Canadians are preparing for a federal election campaign that will look significantly different from any other in the country’s history.
“Gone are the days of large convention hall-style rallies,” says Ibrahim Berrada, an instructor with Brock University’s Centre for Canadian Studies and a former Parliament Hill staffer. “Weather permitting, Canadians will likely see more outdoor events that abide by regional public health measures and social distancing policies.”
Berrada expects to see more online campaigning, including advertising and Zoom-style events, although party leaders are still likely to travel across the country targeting strategic ridings in the hopes of enticing undecided Canadian voters.
By calling the election now, the Liberals hope to capitalize on a lull in COVID-19 cases with a shorter election where they can control the narrative and potentially avoid the fourth wave of the pandemic, says Berrada.

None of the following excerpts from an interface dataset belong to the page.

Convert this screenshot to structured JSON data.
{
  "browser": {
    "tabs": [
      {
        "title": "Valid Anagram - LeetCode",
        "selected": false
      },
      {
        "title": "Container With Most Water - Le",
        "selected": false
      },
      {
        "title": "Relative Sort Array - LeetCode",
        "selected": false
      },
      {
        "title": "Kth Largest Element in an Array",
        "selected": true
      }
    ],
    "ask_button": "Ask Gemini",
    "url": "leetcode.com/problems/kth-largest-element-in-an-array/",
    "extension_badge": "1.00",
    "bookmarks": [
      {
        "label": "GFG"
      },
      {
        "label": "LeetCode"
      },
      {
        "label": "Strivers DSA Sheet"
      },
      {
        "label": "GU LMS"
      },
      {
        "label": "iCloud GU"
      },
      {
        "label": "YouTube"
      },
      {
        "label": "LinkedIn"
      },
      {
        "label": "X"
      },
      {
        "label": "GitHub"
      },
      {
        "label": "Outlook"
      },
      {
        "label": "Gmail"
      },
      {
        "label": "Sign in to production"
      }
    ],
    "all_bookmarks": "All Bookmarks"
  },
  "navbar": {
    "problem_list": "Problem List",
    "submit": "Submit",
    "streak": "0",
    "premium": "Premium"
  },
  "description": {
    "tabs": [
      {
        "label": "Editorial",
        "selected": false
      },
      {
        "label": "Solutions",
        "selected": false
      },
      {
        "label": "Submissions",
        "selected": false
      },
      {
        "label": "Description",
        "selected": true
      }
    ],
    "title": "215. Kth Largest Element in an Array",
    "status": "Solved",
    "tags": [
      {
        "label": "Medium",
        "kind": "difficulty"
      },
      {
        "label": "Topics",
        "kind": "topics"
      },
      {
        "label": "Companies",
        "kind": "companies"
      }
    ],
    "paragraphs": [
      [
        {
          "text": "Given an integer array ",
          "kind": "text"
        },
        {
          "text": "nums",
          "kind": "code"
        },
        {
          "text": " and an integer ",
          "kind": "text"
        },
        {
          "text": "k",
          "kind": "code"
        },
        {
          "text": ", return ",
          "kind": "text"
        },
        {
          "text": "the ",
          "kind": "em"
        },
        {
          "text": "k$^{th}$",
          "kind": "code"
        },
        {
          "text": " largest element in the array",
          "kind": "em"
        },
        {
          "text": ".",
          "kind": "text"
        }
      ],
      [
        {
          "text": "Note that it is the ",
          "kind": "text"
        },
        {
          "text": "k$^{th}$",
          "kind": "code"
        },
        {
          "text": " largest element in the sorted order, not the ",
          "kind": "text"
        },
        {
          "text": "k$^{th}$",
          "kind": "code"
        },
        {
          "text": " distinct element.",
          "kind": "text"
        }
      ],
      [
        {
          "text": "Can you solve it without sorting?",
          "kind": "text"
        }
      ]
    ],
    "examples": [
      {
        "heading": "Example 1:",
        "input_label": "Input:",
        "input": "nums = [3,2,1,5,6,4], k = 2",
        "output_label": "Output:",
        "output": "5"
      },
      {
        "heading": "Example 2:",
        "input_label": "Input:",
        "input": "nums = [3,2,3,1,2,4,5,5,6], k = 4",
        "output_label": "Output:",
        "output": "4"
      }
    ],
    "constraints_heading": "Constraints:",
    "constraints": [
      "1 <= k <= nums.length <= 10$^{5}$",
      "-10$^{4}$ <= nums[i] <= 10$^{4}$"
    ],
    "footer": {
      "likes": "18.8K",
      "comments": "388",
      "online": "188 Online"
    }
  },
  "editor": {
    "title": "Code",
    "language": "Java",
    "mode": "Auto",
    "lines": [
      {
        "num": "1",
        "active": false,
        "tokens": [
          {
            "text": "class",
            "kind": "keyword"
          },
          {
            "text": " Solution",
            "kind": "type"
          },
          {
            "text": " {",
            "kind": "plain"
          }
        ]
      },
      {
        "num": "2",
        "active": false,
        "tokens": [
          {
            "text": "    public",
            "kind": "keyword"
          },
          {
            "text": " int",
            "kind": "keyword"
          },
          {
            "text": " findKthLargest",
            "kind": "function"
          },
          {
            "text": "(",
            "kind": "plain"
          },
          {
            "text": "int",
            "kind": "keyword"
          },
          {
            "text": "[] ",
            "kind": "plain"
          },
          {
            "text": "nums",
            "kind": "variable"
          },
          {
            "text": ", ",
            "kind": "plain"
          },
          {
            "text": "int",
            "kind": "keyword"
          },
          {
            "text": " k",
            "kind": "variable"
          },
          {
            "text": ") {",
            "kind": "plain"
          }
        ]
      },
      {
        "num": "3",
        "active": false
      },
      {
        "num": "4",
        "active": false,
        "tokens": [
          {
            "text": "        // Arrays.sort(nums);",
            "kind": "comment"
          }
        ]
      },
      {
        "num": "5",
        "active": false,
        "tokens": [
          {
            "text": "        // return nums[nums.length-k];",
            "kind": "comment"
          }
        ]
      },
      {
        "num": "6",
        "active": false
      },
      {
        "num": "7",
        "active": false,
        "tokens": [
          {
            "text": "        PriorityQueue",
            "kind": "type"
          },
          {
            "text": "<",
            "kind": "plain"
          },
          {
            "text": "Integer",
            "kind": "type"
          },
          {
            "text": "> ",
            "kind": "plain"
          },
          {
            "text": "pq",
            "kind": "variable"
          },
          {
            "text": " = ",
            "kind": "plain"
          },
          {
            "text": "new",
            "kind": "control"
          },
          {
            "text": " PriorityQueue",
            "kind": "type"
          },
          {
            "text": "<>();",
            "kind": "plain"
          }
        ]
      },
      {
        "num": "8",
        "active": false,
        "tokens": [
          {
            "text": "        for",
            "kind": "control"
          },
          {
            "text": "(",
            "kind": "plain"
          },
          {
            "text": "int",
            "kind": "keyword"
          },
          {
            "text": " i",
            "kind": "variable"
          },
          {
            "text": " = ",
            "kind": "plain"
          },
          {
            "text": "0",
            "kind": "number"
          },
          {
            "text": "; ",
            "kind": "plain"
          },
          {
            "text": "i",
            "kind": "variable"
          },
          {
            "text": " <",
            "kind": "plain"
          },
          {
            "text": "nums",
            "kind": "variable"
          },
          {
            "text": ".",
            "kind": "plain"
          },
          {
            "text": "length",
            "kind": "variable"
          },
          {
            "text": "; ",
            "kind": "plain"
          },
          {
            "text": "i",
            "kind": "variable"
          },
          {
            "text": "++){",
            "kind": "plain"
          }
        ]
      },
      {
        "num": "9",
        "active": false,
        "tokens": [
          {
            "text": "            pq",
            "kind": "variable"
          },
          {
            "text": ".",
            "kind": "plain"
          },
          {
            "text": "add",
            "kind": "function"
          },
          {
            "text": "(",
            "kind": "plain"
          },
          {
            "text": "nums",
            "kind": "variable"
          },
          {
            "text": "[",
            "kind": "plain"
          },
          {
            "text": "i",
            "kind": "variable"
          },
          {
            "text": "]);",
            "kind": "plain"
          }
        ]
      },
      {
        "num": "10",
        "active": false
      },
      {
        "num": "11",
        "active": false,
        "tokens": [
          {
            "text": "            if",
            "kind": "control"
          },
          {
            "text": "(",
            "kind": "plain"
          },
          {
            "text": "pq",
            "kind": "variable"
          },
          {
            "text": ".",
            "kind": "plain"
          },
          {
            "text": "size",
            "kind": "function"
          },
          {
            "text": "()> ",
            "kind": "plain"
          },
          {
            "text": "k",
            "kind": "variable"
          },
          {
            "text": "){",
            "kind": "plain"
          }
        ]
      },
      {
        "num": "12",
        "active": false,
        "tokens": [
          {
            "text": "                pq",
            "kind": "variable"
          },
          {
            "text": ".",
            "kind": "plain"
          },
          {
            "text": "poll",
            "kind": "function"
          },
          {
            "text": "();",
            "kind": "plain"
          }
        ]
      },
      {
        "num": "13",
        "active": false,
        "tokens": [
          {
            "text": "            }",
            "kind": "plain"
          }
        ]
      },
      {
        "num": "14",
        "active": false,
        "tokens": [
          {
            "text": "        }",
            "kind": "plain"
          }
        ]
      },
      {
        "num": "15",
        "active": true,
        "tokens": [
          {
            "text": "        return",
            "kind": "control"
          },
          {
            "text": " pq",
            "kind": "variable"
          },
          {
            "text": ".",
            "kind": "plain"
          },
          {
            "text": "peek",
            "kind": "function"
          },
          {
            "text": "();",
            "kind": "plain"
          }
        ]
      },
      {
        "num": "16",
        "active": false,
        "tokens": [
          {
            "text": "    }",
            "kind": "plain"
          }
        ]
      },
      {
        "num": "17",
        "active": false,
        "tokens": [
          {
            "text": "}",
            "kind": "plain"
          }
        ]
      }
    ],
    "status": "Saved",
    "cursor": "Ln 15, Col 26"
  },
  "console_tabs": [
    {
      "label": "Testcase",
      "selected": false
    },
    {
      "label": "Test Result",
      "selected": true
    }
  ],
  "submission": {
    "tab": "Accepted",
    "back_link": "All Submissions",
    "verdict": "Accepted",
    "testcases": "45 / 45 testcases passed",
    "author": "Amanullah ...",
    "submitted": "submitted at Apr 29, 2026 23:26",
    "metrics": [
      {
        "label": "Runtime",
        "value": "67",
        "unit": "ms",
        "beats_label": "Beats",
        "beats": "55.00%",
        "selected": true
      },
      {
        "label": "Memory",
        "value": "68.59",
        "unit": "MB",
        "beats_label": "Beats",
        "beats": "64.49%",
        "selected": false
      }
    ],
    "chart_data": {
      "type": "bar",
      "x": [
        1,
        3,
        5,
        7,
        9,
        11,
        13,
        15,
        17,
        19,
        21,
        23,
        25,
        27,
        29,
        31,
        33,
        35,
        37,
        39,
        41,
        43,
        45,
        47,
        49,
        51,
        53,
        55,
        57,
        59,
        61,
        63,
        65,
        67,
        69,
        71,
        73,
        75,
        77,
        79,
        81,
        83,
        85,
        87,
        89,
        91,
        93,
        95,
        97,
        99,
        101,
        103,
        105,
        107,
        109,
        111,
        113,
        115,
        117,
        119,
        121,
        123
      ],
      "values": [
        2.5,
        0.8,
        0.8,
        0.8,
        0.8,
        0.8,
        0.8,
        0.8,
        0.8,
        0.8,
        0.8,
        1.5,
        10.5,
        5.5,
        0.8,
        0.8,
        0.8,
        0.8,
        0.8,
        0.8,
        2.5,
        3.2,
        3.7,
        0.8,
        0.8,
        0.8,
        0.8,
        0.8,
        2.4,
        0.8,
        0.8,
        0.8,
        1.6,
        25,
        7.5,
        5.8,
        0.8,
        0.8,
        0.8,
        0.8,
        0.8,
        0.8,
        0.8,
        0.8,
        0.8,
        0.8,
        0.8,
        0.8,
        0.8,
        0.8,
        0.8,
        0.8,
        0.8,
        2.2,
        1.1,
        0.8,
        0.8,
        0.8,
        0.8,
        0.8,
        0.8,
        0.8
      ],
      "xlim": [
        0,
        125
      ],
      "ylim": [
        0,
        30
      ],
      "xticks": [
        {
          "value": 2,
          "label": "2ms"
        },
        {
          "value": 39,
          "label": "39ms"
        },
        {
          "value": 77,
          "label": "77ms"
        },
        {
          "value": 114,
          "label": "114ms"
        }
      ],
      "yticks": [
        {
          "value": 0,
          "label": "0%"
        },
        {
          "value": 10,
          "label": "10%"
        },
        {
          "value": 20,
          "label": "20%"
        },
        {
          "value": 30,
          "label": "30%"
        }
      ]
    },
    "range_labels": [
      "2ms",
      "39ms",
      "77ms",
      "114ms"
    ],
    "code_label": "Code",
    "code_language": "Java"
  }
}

Their other choice was to return to Parliament in the fall and face the prospect of a non-confidence motion that would topple the government and trigger an election during the fourth wave.
“Trudeau is banking on a delayed fourth wave thanks to the Canadian vaccine response,” says Berrada.
Livianna Tossutti, Associate Professor in the Department of Political Science, has been tracking provincial elections throughout the pandemic and is curious to see if the snap federal election will produce the majority result the Liberals are hoping for.
“I’m looking to see whether the Liberals are going to be able to translate their incumbency advantage into the objective they’re seeking,” says Tossutti. “If we look at provincial elections that were held during the pandemic in British Columbia, Newfoundland and New Brunswick, minority governments were able to win a majority, so I want to see whether that same pattern also occurs at the federal level.”
Another pattern Tossutti will be watching for is voter turnout, which could play a major role. Fewer people voted in the provincial elections held during the pandemic, in some cases hitting historic lows, and she doesn’t expect to see much improvement.
Canadians can expect to hear about a range of topics over the coming weeks. In addition to economic recovery from the pandemic, long-term care improvements and future vaccine manufacturing, Berrada expects BIPOC (Black, Indigenous and People of Colour) relations, the rise of anti-Semitism and Islamophobia, and the implementation of Truth and Reconciliation Committee recommendations to be among the issues discussed.
Climate change will also be an election topic, with increased volatility in climate events, forest fires, flooding, heat waves, and recent warnings by the United Nations climate report.
“All parties will address climate change to some extent,” says Berrada. “However, Canadians are wary of all climate-based plans, since Canada has failed to meet most climate change targets in the past. Any climate change policy needs to be rigorous, accounting for our increased carbon footprint.”
Liam Midzain-Gobin, Assistant Professor in the Department of Political Science, says he is eager to see how the election might develop, especially in a fast-moving news cycle.
“In the beginning, there has been a focus on the snap nature of the election, but the tragedy in Afghanistan might also capture a lot of attention — we saw something similar with refugees from Syria in 2015 — and the ongoing wildfires in B.C. and northern Ontario might do the same,” says Midzain-Gobin, adding that something else totally unexpected could have a huge impact in the coming weeks.
“The wildfires and unfolding Taliban takeover of Afghanistan are taking place soon after much attention was focused on the findings of so many children’s graves at former residential schools,” he says. “If we are going to be serious about reconciliation in Canada, there needs to be some concrete action proposed to support Indigenous Peoples’ self-determination.”
According to Tossutti, these varied and complex concerns of the Canadian electorate going into the election mean a definitive ‘ballot box issue’ has yet to emerge.
“I’ll be interested to see which issue moves to the forefront, and whether the election will become a referendum on how we view the Trudeau government’s management of the pandemic or if it will be about the future and what kind of government we want to lead us into the post-pandemic world,” she says. “Things will come up as the campaign platforms are fleshed out, and unexpected events always occur in campaigns. Campaigns matter. We’ll see how the leaders perform.”
NOTE: This story was written by Faculty of Humanities Social Media Co-ordinator Alison Innes and Faculty of Social Sciences Communications Officer Amanda Bishop.